“But ye are not in the flesh, but in the Spirit, if so be that the Spirit of God dwell in you. Now if any man have not the Spirit of Christ, he is none of his.” (Romans 8:9)
Verse 9 is a pivotal verse in the Eighth chapter of Romans. If there remained any doubt up to this point as to the identity of those who are “in the flesh” and those who are “in the Spirit”, it is cleared up succinctly here. The distinction boils down to those who belong to God and those who are none of His.
Additionally, two other doctrinal disputations are settled in this single verse. First we have that which is explicitly addressed, that is, the question regarding who has the Holy Spirit indwelling them and who does not. To suggest that any genuine Christian has not received the indwelling of the Holy Spirit is to contradict the clear words of the Apostle Paul. For if the Holy Spirit does not indwell someone, then that person is in no way a Christian at all. He is none of His. The idea of a subsequent impartation of the Holy Spirit to be sought after an individual comes to faith in Jesus Christ is absent from any of Paul’s writings.

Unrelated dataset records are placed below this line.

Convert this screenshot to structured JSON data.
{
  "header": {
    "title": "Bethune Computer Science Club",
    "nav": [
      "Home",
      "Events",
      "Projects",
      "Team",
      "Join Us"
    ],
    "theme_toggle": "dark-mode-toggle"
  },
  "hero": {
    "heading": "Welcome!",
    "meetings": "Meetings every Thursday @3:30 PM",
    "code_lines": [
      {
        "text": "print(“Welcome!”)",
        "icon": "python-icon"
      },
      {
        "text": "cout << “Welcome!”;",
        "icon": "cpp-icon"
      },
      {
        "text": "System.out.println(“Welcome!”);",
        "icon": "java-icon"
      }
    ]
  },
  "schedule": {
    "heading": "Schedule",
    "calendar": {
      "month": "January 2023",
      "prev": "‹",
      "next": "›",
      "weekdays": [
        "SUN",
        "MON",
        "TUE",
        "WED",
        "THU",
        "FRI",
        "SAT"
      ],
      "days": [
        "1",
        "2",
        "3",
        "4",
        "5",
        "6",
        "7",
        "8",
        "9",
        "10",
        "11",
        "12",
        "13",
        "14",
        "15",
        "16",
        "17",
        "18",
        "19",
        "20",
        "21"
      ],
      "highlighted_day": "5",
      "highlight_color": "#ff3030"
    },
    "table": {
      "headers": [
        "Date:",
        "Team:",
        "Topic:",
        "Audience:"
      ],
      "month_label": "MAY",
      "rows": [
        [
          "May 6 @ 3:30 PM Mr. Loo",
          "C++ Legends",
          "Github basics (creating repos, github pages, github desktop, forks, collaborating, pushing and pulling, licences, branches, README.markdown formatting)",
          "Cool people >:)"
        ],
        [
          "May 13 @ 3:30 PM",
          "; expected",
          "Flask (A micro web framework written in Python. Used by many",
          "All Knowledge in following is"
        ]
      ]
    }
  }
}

When we receive Jesus Christ as our Savior, when we are born-again in Him, we receive the Godhead in His entirety; Father, Son, and Holy Spirit immediately indwell the new believer from the moment we first believe. As has been rightly said: there is but one receiving of the Holy Spirit (and that receiving occurs at Salvation), yet there may be many fillings of the Holy Spirit. Though the Holy Ghost indwells every child of God, whether or not each believer will choose to avail themselves of the power of the Holy Spirit, walking in His anointing, is dependent on our own closeness, obedience, and fellowship with the Lord. A Christian fails to experience more of the power of God in their life, not because they have not the Holy Ghost, but because the Holy Ghost does not fully have them.
The second great truth testified to in this verse is the doctrine of the Trinity. Some have speculated that Paul was not a proponent of the Trinity or the Deity of Christ because his writings do not have the same strong statements found in other places, particularly the writings of the Apostle John. We rarely find anything as clear-cut in Paul’s writings as “In the beginning was the Word, and the Word was with God and the Word was God...” (John 1:1), but we do find undeniable implications sprinkled throughout the Pauline epistles. Romans 8:9 contains one such implication.
Flowing seamlessly from one thought to the next, the expression “Spirit of God” is used interchangeably with “Spirit of Christ.” It is abundantly clear from the context that Paul has the very same Spirit in mind in both statements. What a beautiful picture of the Holy Trinity with all three Persons of the Godhead referred to inextricably in a single verse of Scripture! For if God the Father’s Spirit is also Christ’s Spirit, is it possible that any of the Three are not Deity?
When we trust in the Lord Jesus Christ for Salvation, we receive God in His entirety: Father, Son, and Holy Spirit. It may take us time to give ourselves fully to Him, but He holds nothing back from us the moment we become one of His.
To God goes all glory. In service to Him,